For the records below, work out the number of lines holding "about" and reply with only that.

--- START ---

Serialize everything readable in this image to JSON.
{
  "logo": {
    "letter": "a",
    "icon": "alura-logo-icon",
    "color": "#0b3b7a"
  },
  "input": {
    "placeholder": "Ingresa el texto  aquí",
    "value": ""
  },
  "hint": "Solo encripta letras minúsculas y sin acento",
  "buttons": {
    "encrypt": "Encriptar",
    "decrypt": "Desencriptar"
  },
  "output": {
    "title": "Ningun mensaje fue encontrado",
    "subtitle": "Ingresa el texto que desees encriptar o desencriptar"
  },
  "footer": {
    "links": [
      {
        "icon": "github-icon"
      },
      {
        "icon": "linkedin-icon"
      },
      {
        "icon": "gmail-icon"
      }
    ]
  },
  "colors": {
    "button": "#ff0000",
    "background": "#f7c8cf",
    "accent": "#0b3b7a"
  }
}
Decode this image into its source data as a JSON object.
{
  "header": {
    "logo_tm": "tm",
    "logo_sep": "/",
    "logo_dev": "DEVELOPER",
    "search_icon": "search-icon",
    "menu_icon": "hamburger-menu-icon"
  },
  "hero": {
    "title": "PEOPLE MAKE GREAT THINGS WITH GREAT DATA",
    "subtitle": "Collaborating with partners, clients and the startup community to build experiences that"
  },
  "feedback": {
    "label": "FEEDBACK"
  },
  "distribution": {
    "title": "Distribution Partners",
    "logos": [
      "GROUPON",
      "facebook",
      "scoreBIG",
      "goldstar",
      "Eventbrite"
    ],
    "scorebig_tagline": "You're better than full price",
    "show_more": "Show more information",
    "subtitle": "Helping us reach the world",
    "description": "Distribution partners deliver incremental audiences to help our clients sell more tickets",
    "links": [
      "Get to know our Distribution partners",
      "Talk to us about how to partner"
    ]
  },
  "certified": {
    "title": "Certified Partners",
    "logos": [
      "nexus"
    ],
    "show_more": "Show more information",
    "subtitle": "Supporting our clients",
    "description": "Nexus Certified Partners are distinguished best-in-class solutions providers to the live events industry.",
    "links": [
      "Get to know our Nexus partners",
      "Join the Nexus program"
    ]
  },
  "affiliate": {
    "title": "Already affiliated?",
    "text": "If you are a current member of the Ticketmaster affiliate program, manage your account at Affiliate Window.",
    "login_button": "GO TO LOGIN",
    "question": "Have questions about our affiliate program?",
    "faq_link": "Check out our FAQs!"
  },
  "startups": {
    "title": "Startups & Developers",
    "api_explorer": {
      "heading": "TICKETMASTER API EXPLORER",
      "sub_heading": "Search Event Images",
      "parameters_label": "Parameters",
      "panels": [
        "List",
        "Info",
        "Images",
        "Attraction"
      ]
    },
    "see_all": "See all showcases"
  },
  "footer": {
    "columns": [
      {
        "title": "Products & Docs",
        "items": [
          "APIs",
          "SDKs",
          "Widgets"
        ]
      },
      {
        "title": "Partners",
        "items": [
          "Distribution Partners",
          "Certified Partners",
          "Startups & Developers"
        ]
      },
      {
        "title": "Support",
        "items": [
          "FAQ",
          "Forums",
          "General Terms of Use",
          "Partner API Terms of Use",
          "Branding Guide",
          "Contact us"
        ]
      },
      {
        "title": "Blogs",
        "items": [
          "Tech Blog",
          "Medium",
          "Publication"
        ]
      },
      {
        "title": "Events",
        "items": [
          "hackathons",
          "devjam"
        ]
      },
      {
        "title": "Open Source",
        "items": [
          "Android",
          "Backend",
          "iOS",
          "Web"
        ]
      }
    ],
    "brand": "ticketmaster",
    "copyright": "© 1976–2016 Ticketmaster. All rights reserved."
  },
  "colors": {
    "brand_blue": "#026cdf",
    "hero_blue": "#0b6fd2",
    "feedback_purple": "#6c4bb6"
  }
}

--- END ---

# [Output of the task]
2